The Nubian Museum, officially known as the International Museum of Nubia,
is an archaeological museum situated in Aswan, Upper Egypt. It was constructed as a result of the International Campaign to Save the Monuments of Nubia, with architect Mahmoud El-Hakim designing it at an estimated cost of LE 75 million (around US$22 million at that time). The museum showcases the history and culture of Nubia, a region that stretches from Aswan in Egypt to Khartoum in Sudan. It traces the history of Nubia from its earliest settlements to the present day.
The Nubian Museum is considered one of the most important museums in Egypt and is the only unique open museum of its kind. It offers insights into the ancient Nubian civilization through its exhibits on art, artifacts, and historical displays. The museum's establishment was initiated in response to the international salvage campaign for Nubian monuments, led by UNESCO at the request of the Egyptian government in 1960. The project began in the early 1980s and involved collaboration between the Supreme Council of Antiquities, Egyptian universities, and UNESCO.

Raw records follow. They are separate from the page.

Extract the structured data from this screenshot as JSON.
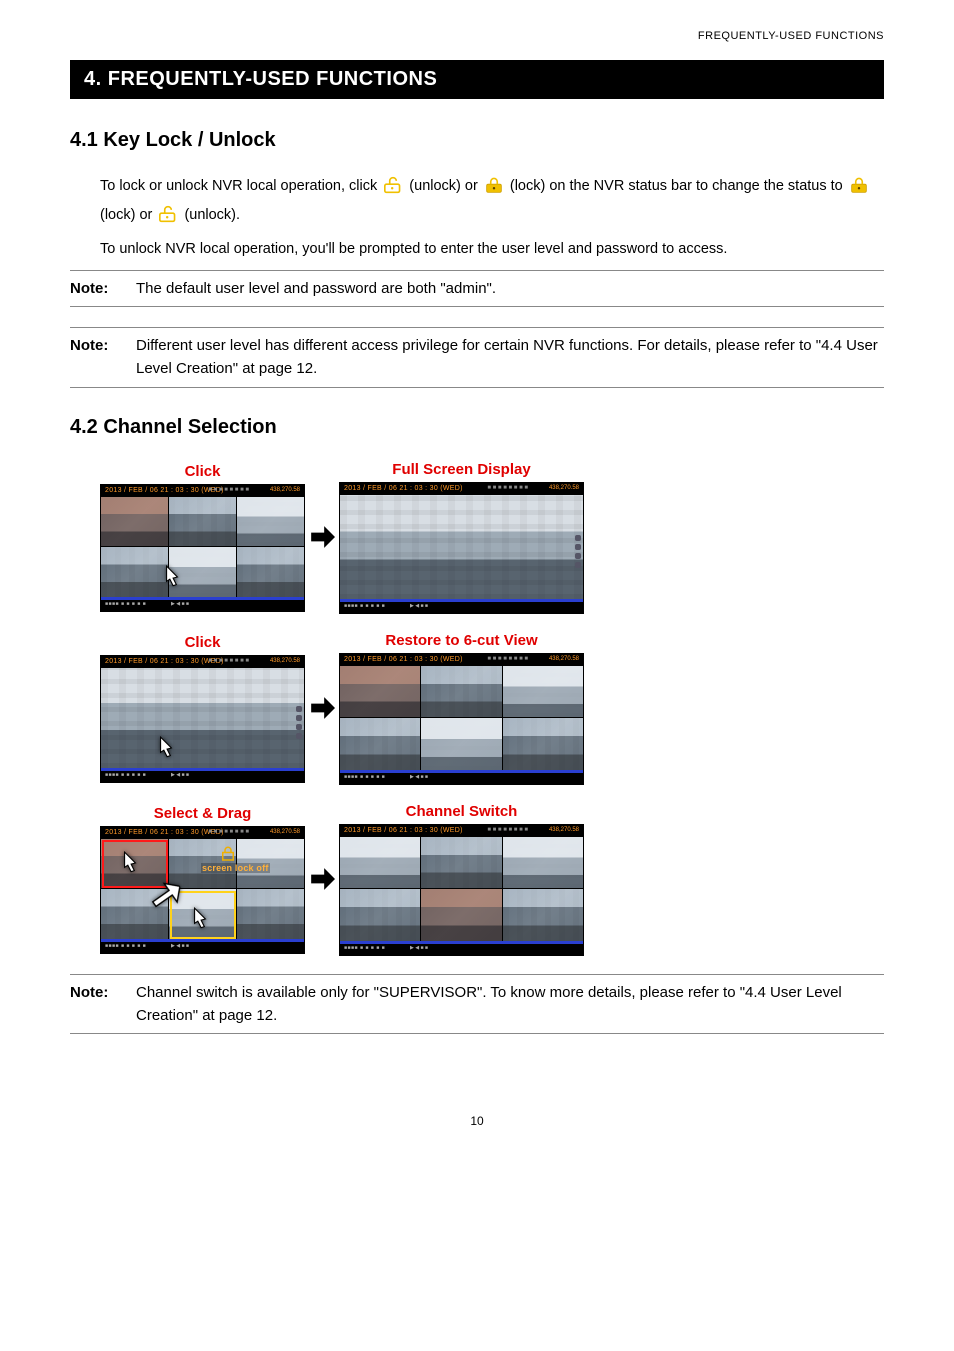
{
  "header": {
    "running_title": "FREQUENTLY-USED FUNCTIONS"
  },
  "section": {
    "bar_title": "4. FREQUENTLY-USED FUNCTIONS",
    "s41_title": "4.1 Key Lock / Unlock",
    "s41_p1a": "To lock or unlock NVR local operation, click ",
    "s41_p1b": " (unlock) or ",
    "s41_p1c": " (lock) on the NVR status bar to change the status to ",
    "s41_p1d": " (lock) or ",
    "s41_p1e": " (unlock).",
    "s41_p2": "To unlock NVR local operation, you'll be prompted to enter the user level and password to access.",
    "note1_label": "Note:",
    "note1_text": "The default user level and password are both \"admin\".",
    "note2_label": "Note:",
    "note2_text": "Different user level has different access privilege for certain NVR functions. For details, please refer to \"4.4 User Level Creation\" at page 12.",
    "s42_title": "4.2 Channel Selection",
    "fig": {
      "r1_l": "Click",
      "r1_r": "Full Screen Display",
      "r2_l": "Click",
      "r2_r": "Restore to 6-cut View",
      "r3_l": "Select & Drag",
      "r3_r": "Channel Switch",
      "timestamp": "2013 / FEB / 06  21 : 03 : 30 (WED)",
      "rate": "438,270.58",
      "screen_lock_off": "screen lock off"
    },
    "note3_label": "Note:",
    "note3_text": "Channel switch is available only for \"SUPERVISOR\". To know more details, please refer to \"4.4 User Level Creation\" at page 12."
  },
  "page_number": "10"
}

If you plan to visit the Nubian Museum, it is recommended to check the opening hours and consider guided tours to maximize your experience. The museum provides a fascinating exploration of Nubian history and serves as a reminder of the heritage that was submerged beneath Lake Nasser due to the construction of the Aswan High Dam[.